It’s conventional wisdom among cybersecurity experts that both the U.S. government and many industries have underinvested in cyber security, even as the number and scale of threats have visibly grown. But now that appears to be changing, as many institutions are now ramping up hiring, and the next generation of cybersoldiers is stepping up. Armor CSO Jeff Schilling has cautioned for years that the world was grossly short of properly trained cyber security professionals.

Press Coverage
9 tips for staying safe as you shop online

USA Today | November 19, 2015

USA Today

Each winter, shoppers flock to online stores to fill holiday wish lists and avoid crowded stores. While holiday tips seem like a cliche topic, threat actors are always evolving their tactics to increase their chances for success. To keep abreast of the latest threats, USA Today polled security vendors for nine tips for staying safe this shopping season. Armor CSO Jeff Schilling advised consumers to be very cautious of locking their mobile devices.

Today’s CISO faces new challenges for managing security services. From new threats, complex compliance requirements, investor pressure and market competition, CISOs are tasked with an almost impossible balancing act. As such, many are outsourcing security services to expert vendors. Armor CISO Kurt Hagerman offers guidance to the B2B News Network on why it’s critical for organizations to match the right technology, personnel, process and third-party vendors.

The Tor Project claimed it learned more about an attack on its Deep Web hidden service subsystem that was detected in July 2014. The Tor Project said that the Carnegie Mellon researchers responsible for the attempt to hack Tor’s network were hired by the FBI. Dr. Chase Cunningham, Armor’s head of threat research and development, weighed in on the Tor Project’s claims. Was it just so Carnegie Mellon researchers could say they did it?

In a special Veterans Day feature, CSO writer Steve Ragan profiles six veterans who have transitioned into successful careers in information security. Core to his story, Armor CSO Jeff Schilling — a retired U.S. Army Colonel — discusses his transition into cyber security, adjustments between active duty and civilian roles, and advice he’d give other veterans seeking similar career paths.

Lack of commitment to cyber security budgets is a key reason many organizations are failing to keep pace with what’s required to properly defend data in today’s threat landscape. Armor CSO Jeff Schilling further explains that the healthcare industry is one of the least prepared to defend ePHI and other sensitive data. To date, their focus has been on patient care — and that should be their core focus. But this introduces the challenge of healthcare organizations attempting to protect some of the most critical data with extremely limited budgets.

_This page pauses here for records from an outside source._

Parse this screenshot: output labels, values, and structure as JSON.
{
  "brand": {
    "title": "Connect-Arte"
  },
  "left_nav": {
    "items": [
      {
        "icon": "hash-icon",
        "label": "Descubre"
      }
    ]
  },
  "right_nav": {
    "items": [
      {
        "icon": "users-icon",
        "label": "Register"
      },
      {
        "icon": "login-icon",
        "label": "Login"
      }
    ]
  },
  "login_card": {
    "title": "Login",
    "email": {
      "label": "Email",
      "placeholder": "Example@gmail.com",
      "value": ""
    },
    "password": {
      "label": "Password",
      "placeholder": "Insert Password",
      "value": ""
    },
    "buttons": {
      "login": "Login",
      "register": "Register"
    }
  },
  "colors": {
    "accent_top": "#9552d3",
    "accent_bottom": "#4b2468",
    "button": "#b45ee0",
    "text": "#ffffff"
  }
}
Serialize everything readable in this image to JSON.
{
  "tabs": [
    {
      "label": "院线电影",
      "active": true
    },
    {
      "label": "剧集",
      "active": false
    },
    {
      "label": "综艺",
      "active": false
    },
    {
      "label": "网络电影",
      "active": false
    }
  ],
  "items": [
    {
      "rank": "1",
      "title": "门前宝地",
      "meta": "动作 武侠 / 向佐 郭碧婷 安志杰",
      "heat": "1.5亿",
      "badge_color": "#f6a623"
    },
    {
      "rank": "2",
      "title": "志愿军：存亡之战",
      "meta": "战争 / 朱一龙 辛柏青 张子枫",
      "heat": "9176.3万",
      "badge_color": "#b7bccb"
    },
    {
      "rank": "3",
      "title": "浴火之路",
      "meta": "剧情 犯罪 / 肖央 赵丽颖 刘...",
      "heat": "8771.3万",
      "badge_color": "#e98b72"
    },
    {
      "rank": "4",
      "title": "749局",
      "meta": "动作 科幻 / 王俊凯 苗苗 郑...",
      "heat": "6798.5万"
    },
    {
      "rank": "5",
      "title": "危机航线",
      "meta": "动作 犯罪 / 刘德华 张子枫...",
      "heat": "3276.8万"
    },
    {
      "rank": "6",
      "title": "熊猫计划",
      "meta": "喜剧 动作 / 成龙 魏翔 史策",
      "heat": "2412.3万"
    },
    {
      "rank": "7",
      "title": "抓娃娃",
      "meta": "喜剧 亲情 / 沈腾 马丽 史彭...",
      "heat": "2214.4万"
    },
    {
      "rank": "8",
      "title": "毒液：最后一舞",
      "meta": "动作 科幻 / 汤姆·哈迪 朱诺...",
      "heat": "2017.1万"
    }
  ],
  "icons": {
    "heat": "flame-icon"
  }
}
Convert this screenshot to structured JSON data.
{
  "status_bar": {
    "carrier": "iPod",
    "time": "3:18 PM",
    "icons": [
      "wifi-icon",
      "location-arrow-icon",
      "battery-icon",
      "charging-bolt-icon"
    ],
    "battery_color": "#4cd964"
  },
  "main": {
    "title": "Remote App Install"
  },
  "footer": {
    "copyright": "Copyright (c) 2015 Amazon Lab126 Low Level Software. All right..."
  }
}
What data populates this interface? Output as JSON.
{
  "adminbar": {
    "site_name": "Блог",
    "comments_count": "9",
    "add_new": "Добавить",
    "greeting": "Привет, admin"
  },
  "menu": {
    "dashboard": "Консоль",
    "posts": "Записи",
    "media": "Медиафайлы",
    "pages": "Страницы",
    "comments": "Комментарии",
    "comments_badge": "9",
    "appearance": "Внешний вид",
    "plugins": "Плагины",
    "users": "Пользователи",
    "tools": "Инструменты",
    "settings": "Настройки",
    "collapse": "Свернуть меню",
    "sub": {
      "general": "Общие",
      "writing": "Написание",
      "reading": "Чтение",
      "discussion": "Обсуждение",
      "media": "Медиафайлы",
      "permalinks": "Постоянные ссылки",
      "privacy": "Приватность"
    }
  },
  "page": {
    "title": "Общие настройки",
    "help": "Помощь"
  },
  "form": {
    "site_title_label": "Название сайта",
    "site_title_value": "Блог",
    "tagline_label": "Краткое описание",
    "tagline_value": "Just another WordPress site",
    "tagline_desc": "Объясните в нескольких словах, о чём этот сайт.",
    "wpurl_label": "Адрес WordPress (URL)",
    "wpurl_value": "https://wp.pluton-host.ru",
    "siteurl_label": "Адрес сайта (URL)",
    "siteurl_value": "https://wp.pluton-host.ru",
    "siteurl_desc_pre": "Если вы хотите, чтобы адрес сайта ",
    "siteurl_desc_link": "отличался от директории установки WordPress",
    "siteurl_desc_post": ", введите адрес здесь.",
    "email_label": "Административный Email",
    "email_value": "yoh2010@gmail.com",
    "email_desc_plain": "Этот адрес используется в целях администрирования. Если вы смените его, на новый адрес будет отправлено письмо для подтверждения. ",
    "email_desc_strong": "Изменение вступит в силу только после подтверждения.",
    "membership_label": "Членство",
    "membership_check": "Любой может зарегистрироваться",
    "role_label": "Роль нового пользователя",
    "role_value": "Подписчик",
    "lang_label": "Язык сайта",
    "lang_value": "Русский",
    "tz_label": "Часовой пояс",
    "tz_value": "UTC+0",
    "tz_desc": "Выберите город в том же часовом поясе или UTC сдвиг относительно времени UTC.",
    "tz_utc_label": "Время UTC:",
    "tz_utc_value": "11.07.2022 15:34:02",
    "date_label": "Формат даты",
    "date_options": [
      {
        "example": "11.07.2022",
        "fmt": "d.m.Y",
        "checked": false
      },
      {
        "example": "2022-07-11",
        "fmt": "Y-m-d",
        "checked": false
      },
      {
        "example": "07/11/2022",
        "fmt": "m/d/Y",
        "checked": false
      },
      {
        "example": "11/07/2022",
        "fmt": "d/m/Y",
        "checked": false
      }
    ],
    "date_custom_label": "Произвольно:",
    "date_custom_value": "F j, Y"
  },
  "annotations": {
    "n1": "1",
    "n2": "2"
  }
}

Armor’s head of threat research and development, Dr. Chase Cunningham offers critical advice to eWeek as part of 12 tips to help users avoid becoming an easy target. Cunningham explains why it’s always smart to validate that a URL matches the site users want to visit. He later asks users to be wary of unusual or unexpected communication from friends, co-workers or neighbors. They may be unknowingly distributing malware.